Courtesy of carriefisher.com
Carrie Fisher has been through a lot since she played Princess Leia in George Lucas’ “Star Wars” trilogy. Since facing challenges with addiction, bipolar disorder and trauma, the actress has returned with a new hope and is sharing her story with Ohio State.
Fisher is scheduled to visit Ohio State for the first time at 7:30 p.m. on Wednesday in Mershon Auditorium.
“Don’t be ashamed of anything,” Fisher said in an email interview with The Lantern. “Whatever you have. If you can claim it, it has less power over you.”
Karen Simonian, director of media and public relations for the Wexner Center of the Arts, said that advice meant a lot coming from Fisher, who has spent time in a mental hospital, struggled with addiction and bipolar disorder, and then turned around and made all her experiences public by writing books and Broadway plays about them.
“Carrie Fisher is very open and frank about her life,” Simonian said. “She doesn’t seem to hold anything back.”
This openness about some of life’s more traumatic experiences is part of what Simonian said made the Wexner Center and Wexner Medical Center organizers want Fisher to speak for their collaborative event.
Proceeds from “An Evening with Carrie Fisher” will benefit the Wexner Center and the Medical Center’s Stress, Trauma and Resilience (STAR) Program. Simonian said this year will be the Wexner Center’s second year partnering with the STAR Program.
The program is an initiative of the Medical Center and OSU’s Department of Psychiatry, and was originally created because a more holistic approach was needed to address the psychological impact of an accident, said Holly Kastan, director of planning, development and outreach for the STAR Program.
“Stress and trauma are on a continuum,” Kastan said. “We are concerned with building an environment that is supportive and trauma informed. … Education is a big part of what we do.”
Kastan said Fisher, a cultural icon and advocate for eliminating the stigma around gaining access to health care, was the perfect person to help educate the OSU community. Simonian agreed.
“We set out to look for somebody that would make … an exciting speaker and somebody who had had problems (dealing with stress and trauma),” Simonian said. “She’s been very outspoken about the need for better acceptance.”
Fisher has written two books, “Shockaholic” and “Wishful Drinking,” the latter of which was also an award-winning solo Broadway show, that takes a funnier spin on her experiences with stress and trauma. “It shows her courage and how strong she is that she’s willing to step up and speak up on this issue that is important for so many people,” Kastan said.

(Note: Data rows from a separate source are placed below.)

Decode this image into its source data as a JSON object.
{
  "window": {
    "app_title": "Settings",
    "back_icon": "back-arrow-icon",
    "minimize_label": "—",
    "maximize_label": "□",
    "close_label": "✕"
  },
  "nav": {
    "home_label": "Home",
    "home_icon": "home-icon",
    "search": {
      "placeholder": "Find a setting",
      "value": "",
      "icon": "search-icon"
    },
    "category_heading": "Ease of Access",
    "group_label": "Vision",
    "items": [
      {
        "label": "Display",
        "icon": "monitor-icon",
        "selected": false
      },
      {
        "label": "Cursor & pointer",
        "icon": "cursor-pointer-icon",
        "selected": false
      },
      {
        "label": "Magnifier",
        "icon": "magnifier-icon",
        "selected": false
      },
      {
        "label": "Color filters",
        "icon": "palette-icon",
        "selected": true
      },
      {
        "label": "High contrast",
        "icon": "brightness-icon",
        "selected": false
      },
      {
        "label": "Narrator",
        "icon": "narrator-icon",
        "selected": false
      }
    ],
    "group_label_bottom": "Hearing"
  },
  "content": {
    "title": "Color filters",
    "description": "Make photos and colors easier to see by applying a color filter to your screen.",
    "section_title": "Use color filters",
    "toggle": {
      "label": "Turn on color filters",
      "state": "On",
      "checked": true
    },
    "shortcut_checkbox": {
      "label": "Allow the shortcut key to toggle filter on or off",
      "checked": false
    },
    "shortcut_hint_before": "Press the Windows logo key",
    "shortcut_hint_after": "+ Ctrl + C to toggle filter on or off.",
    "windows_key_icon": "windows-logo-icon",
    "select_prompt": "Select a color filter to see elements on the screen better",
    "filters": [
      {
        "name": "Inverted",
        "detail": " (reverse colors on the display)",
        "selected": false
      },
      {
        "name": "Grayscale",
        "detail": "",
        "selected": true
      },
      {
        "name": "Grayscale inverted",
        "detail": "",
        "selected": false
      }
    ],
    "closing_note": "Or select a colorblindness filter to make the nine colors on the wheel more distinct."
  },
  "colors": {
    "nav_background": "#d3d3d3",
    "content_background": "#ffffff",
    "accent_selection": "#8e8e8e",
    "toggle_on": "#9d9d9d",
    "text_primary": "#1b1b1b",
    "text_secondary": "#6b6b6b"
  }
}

Fisher said she was never good at being ashamed.
“It seemed like things came out anyway, so why not come out with them,” Fisher said. “If it’s gonna be out there, I’d rather it be my version.”
Kastan declined to disclose how much it cost to bring Fisher to OSU, but did say expenses were shared between the Wexner Center and the STAR Program.
Organizers set a goal to raise $300,000, and as of Tuesday, they were at about $320,000, Kastan said. Last year, more than $250,000 was raised for the STAR. Ticket prices range from $45 to $75. Student tickets were still available through D-Tix Tuesday.
Erin Moriarty, a CBS News correspondent who attended OSU for undergraduate and law school, will join Fisher.
Moriarty said she’s looking forward to the event because Fisher knows how to reach an audience.
“Unlike a lot of people, she’s willing to talk about the events in her life, not all positive,” Moriarty said of Fisher. “She’s a one-woman show, trust me. She knows how to talk publicly.”
Moriarty typically covers trials for CBS and said she’s used to an unpredictable life. But doing an event with Fisher will be a nice break, she said, because there is a lot of pain and stress in covering trials every day.
“Carrie Fisher is a very welcome relief in many ways,” she said. “She’s an ideal interviewee … she’s a performer … she’s a really good writer, funny and interesting.”
Fisher said that like Moriarty, at least one of her emotional stresses stemmed from something she used to do almost every day, when she had to wear those signature Princess Leia hair buns.
“There was no physical pain,” Fisher said. “Only mental because they looked so bad.”
This article has been revised to reflect the following correction:
Correction: May 23, 2012
An earlier version of this story stated that the STAR Program is an initiative of OSU’s Department of Psychology. It is an initiative of OSU’s Department of Psychiatry.